- Replace your shoes in time to give your feet the best protection. Under normal circumstances, work shoes will last an average of one working year, but the actual life span of your shoes depends on a lot of varying factors, like work environment, heat and the amount of maintenance.
- Walk through puddles. If your work makes this unavoidable, use special shoes from Bata Industrials featuring GoreTex® materials or gumboots.
- Place your shoes on a radiator or leave them in front of a fireplace.
- Wear the shoes or store them under extremely hot or cold conditions. Be careful around sharp objects.
- Use corrosive cleaning products
- Wash your shoes in the washing machine.
- Continue to wear shoes with an abraded, damaged or misshapen toecap, torn or loose sole, worn out tread, broken stitching or perforated mid-sole.

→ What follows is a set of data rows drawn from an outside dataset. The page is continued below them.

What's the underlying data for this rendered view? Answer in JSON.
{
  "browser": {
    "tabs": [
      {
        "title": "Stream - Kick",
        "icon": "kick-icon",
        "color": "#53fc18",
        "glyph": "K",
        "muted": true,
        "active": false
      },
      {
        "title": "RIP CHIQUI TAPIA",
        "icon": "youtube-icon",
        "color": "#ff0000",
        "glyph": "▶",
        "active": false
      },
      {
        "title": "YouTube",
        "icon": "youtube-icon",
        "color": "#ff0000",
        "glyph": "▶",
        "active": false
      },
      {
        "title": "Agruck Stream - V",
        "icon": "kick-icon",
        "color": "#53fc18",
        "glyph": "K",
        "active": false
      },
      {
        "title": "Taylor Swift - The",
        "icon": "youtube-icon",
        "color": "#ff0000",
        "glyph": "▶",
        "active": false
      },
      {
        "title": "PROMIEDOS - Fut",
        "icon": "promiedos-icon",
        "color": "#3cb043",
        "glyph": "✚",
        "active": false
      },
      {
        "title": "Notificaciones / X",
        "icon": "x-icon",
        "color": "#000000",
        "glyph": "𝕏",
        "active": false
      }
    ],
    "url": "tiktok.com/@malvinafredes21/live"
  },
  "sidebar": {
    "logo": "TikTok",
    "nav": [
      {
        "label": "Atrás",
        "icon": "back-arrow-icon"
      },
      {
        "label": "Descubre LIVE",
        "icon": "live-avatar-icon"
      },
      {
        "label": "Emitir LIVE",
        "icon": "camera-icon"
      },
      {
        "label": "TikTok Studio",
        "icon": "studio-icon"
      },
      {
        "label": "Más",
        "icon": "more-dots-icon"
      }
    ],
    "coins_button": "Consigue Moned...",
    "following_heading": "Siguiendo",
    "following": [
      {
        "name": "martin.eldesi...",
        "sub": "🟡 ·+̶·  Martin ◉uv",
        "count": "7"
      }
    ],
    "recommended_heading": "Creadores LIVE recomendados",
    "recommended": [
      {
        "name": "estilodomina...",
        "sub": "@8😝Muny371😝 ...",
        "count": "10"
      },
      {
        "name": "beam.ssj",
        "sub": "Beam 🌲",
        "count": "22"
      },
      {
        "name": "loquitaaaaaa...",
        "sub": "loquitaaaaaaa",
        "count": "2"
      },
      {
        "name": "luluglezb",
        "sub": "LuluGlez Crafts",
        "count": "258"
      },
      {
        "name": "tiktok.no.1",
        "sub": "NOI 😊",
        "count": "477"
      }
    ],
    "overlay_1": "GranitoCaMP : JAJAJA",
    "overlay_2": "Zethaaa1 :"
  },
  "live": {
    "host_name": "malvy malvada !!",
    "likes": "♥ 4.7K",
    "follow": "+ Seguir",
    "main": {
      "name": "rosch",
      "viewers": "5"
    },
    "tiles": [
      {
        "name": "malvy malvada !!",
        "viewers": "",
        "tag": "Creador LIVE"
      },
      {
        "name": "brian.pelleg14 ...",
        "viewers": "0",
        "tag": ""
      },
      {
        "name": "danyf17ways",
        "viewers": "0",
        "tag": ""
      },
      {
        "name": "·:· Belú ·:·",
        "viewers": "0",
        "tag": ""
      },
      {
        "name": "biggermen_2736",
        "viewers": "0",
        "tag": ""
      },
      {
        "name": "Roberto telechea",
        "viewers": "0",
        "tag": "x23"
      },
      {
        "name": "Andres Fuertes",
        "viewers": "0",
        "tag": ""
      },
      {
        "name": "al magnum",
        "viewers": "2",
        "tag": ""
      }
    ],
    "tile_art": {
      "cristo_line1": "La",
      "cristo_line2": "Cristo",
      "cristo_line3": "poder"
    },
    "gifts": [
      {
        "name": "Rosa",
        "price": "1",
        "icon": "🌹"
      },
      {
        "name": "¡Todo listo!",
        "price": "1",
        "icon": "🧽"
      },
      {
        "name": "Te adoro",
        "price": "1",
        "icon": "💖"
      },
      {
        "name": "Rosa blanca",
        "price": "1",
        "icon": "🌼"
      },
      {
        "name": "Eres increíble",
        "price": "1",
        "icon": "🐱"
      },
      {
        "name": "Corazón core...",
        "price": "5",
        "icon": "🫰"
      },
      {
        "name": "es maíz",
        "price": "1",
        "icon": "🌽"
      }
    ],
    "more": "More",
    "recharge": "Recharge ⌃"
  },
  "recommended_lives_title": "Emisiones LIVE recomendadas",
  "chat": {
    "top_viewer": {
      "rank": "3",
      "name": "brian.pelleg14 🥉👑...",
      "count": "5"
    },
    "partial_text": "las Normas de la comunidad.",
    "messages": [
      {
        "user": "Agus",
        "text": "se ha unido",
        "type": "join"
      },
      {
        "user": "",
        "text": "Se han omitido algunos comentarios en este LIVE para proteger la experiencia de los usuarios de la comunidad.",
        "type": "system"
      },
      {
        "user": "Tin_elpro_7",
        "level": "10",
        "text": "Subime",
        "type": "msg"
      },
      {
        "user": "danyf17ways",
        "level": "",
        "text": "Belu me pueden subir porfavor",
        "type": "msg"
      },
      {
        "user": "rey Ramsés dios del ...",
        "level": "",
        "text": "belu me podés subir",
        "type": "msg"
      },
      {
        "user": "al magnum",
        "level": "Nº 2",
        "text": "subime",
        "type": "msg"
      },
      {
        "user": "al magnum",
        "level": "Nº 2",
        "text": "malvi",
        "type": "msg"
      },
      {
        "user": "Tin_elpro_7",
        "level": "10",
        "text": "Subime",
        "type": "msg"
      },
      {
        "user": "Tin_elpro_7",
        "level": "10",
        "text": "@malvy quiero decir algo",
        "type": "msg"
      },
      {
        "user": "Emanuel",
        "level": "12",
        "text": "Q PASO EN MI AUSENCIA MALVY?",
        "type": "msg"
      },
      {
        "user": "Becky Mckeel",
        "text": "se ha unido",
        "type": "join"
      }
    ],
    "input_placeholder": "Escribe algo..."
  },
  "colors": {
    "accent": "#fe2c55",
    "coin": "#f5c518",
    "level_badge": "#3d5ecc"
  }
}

In this case, replace your shoes before you go back to work.
BUYING SAFETY SHOES
- Find the best shoe for your situation. Use the catalogue of this website to find the safety shoe that fits your needs. This way you can be sure you are taking advantage of the latest technology and that your feet will be optimally protected.
- Ask for advice about the shoe size and the fit. A good fit is not only more comfortable, it is also safer.
- Ask your supplier for advice on the complete range of personal protection devices. The components must fit together well and be suitable for your type of work.
- Make sure the safety norms and specifications for the shoe are suitable for your workplace. There are many possibilities, so get good advice and find the right shoe.
- Do you need special insoles? If you replace the separate insole, make sure that you replace it with a new insole that is no thicker than the original. With an insole that is too thick, you run the risk that there is not enough room between the steel toecap and the insole. In the event of an accident involving an absence from work, the insurance company may ask about this. In a lot of cases, the safety shoe is no longer certified if you replace parts of it (in this case the insole).
- Buy shoes which are not quite good enough, just because they are less expensive. Luckily quality doesn’t have to be expensive, but it makes sense that this usually goes hand in hand with a higher price.
- Always get the same size. Every brand has a different fit. It is quite common that people don’t wear the shoe size which would fit them the best, simply because they think they always have a certain size.
- Wear regular (sport) socks which do not offer comfort or support. These can give you blisters and cause your feet to perspire.
- Sacrifice safety for comfort. The most attractive and lightest safety shoe is not always the right solution for the workplace.
- Always try the smallest shoe size first. If the shoes pinch your feet in the length or the width, try one size larger. When the shoes don’t pinch, you have found the right size.
- If you have unusual feet, look for special shoes. Bata’s multiple width system often offers a quick, easy solution for properly fitting shoes. Bata Industrials also has special insoles that increase comfort, but don’t compromise safety.
- Ask for advice about the fit and the shoe size.
- Try shoes on in one size only. We prefer to advise customers to try on at least two different sizes, because brand of shoes is different, even from one brand it’s possible that different lines have different shape and actual size. A lot of the work force chooses a shoe that is too large, resulting in all sorts of medical discomfort and unsafe situations. People often fail to see the connection between problems and the wrong shoe size.
- If you have unusual feet and/or medical symptoms, consult a professional. The specialised dealers have the necessary knowledge to provide you with recommendations, or will consult a physiotherapist, podiatrist, or orthopaedic surgeon if necessary.